The GOP calls are somewhat ironic since there have been few terror convictions at Guantanamo. Meanwhile, many top terror suspects have been tried and convicted in civilian court, including Faisal Shahzad, who notoriously tried to explode a car bomb in Times Square in 2010; Umar Farouk Abdulmutallab, the so-called underwear bomber who tried to detonate explosives on a flight in 2009; and radical cleric Abu Hamza al-Masri.
Democrats continue to insist that the U.S. judiciary system is more than capable of trying Khatalla, the alleged mastermind of the attack on the U.S. consulate in Benghazi, Libya that killed four Americans, including Ambassador Chris Stevens.
“We will try Khattala just as we have successfully tried more than 500 terrorism suspects since 9/11,” said Sen. Patrick Leahy, chairman of the Senate Judiciary Committee, adding that sending Khattala to Guantanamo “is the easy way out.”
Khattala, who has ties to Libyan Islamic militant group Ansar al-Sharia, is reportedly being held aboard a ship and is en route to the U.S.
The military commissions at Gitmo are not simply an alternate legal system for any Muslim accused of terrorism. Jack Goldsmith, a former Bush-era Justice Department official, wrote that Khattala isn’t covered by the 2009 military commissions act, which some of the lawmakers demanding Khattala be tried by military commission helped write.
“There are other complications here, but my first take is that the critics of the Obama administration’s choice of civilian court to incapacitate Abu Khattala don’t have a legal leg to stand on,” Goldsmith wrote.
John Bellinger, former State Department legal adviser under Bush, agreed with Goldsmith that military commissions “are not necessary or appropriate for prosecutions of terror suspects who — like Ahmed Abu Khattala — have clearly violated federal criminal laws and who are captured after a lengthy criminal investigation and careful collection of evidence by the FBI.”

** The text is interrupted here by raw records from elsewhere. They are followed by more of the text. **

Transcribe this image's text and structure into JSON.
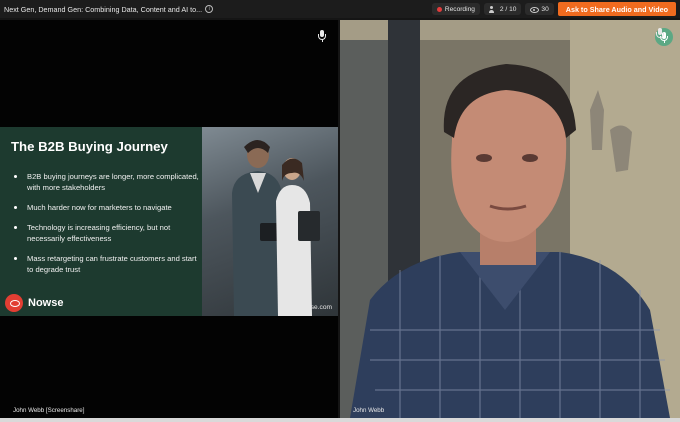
{
  "topbar": {
    "title": "Next Gen, Demand Gen: Combining Data, Content and AI to...",
    "recording_label": "Recording",
    "participants": "2 / 10",
    "viewers": "30",
    "share_button": "Ask to Share Audio and Video"
  },
  "slide": {
    "title": "The B2B Buying Journey",
    "bullets": [
      "B2B buying journeys are longer, more complicated, with more stakeholders",
      "Much harder now for marketers to navigate",
      "Technology is increasing efficiency, but not necessarily effectiveness",
      "Mass retargeting can frustrate customers and start to degrade trust"
    ],
    "logo_text": "Nowse",
    "site": "nowse.com"
  },
  "tiles": {
    "left_name": "John Webb [Screenshare]",
    "right_name": "John Webb"
  },
  "icons": {
    "left_mic": "microphone-icon",
    "right_mic": "microphone-icon",
    "info": "info-icon",
    "recording": "record-dot-icon",
    "participants": "people-icon",
    "viewers": "eye-icon"
  },
  "colors": {
    "accent": "#f06b1f",
    "recording_dot": "#e23c3c",
    "slide_bg": "#1d3a2f",
    "mic_active": "#5ca884"
  }
}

Nor are Republican lawmakers unaware that the suspects in the attack on the U.S. consulate in Benghazi are not covered by the 2001 Authorization to Use Military Force, crafted to justify the use of lethal force and indefinite detention against suspected members of al-Qaida and their allies. According to transcripts released by the House Armed Services Committee, the Chairman of the Joint Chiefs of Staff, Gen. Martin Dempsey, testified in 2012 to that effect.
“The individuals related in the Benghazi attack, those that we believe were either participants or leadership of it are not authorized use of military force,” Dempsey said. “In other words, they don’t fall under the AUMF authorized by the Congress of the United States. So we would not have the capability to simply find them and kill them, either with a remotely-piloted aircraft or with an assault on the ground. Therefore, they will have to be captured, and we would, when asked, provide capture options to do that.”

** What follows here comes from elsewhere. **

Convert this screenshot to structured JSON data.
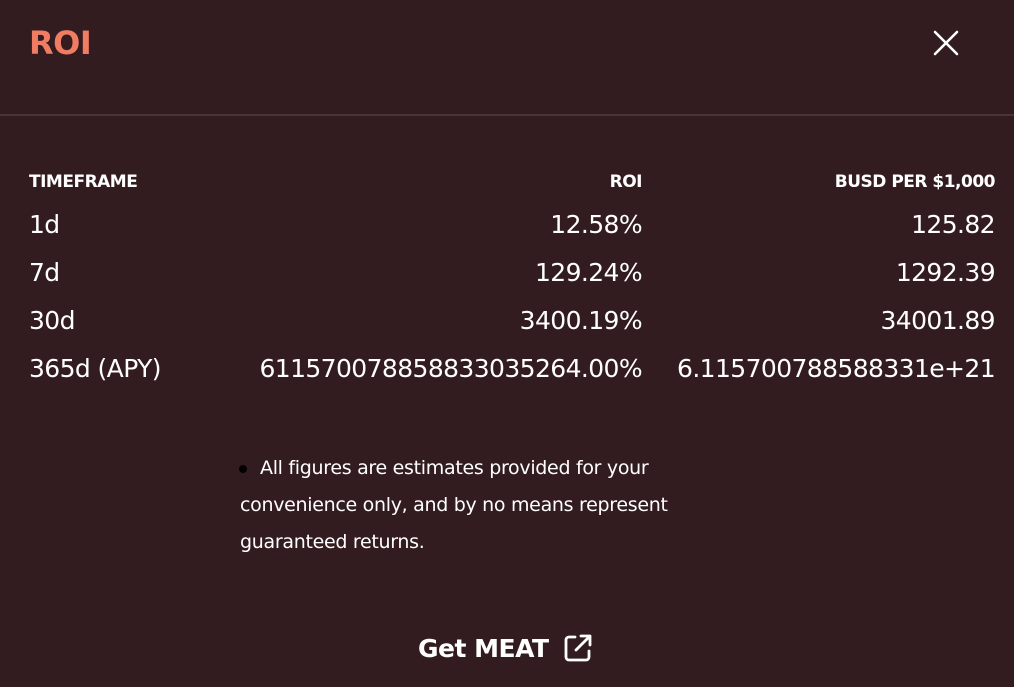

That fact was cited by Tennessee Republican Senator Bob Corker, who wrote an op-ed in May urging that the 2001 AUMF be expanded to include the Benghazi attackers. He brought it up again during a Senate Armed Services Committee hearing on the AUMF just a few weeks ago – a committee McCain, Cruz and Graham all sit on.

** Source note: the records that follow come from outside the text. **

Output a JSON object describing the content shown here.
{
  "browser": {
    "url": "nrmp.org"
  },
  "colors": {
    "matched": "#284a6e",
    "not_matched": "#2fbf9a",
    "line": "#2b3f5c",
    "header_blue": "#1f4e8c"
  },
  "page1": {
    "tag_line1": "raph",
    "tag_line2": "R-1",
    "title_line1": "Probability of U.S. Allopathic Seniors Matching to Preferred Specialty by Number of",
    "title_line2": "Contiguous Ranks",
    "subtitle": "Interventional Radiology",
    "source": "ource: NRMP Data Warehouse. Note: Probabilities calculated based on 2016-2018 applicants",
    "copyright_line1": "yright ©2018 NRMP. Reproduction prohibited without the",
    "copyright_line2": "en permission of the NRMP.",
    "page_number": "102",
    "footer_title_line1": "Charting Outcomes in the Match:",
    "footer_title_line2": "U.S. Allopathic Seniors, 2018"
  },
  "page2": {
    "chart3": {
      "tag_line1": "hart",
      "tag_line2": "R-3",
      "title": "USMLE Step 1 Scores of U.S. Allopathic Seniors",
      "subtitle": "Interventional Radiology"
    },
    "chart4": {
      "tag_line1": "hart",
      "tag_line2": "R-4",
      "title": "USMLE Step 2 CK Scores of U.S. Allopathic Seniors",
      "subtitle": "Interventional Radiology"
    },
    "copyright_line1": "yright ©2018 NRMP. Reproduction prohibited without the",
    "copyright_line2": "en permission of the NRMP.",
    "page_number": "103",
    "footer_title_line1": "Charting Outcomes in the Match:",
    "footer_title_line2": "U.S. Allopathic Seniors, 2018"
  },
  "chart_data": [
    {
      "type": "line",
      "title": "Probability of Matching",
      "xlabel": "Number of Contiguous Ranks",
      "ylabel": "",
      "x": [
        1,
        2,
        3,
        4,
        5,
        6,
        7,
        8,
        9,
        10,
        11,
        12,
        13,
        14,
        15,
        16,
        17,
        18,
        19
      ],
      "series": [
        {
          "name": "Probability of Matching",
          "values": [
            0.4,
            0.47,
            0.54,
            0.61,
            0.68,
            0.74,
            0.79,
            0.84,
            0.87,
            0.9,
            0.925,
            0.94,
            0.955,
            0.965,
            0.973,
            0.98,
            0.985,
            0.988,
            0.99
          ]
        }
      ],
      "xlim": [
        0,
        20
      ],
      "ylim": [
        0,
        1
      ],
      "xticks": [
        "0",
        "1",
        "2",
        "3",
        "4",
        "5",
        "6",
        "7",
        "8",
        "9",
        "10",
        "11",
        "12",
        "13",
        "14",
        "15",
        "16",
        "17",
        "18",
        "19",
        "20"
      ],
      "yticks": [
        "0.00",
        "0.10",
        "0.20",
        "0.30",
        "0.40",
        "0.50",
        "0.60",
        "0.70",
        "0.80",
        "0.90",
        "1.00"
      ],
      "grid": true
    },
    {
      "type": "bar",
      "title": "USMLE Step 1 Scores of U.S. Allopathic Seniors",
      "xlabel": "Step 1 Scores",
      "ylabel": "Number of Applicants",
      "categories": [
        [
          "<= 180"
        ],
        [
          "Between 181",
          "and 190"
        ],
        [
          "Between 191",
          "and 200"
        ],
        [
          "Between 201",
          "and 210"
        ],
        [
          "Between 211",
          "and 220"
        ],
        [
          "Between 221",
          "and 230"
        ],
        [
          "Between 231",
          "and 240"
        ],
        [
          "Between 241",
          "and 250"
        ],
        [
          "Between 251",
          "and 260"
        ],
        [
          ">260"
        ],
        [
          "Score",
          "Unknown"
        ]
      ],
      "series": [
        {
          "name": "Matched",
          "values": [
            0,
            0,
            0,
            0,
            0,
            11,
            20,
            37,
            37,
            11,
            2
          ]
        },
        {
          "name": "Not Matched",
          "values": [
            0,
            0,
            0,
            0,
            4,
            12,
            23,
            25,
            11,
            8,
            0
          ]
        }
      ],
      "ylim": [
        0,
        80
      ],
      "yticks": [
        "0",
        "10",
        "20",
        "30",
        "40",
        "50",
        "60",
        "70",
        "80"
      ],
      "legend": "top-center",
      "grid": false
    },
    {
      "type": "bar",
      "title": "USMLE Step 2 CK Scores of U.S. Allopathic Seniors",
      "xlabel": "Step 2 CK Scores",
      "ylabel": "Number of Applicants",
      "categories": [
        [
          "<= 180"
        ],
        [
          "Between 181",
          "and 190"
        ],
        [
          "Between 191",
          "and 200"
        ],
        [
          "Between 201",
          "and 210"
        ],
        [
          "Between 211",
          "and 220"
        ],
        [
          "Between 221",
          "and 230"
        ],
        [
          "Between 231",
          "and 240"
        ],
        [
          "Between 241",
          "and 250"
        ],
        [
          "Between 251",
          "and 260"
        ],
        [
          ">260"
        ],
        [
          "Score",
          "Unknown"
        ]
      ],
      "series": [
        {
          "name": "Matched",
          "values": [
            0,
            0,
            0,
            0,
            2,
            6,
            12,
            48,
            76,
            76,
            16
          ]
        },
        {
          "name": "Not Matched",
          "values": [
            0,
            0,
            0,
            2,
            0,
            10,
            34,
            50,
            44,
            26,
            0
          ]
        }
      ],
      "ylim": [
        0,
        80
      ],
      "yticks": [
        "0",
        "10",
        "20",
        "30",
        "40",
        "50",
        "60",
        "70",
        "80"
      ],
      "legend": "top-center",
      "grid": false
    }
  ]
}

So Republicans are fully aware that the legal authorities authorizing treatment of al-Qaida or Taliban fighters don’t apply to Khattala, because they were told as much.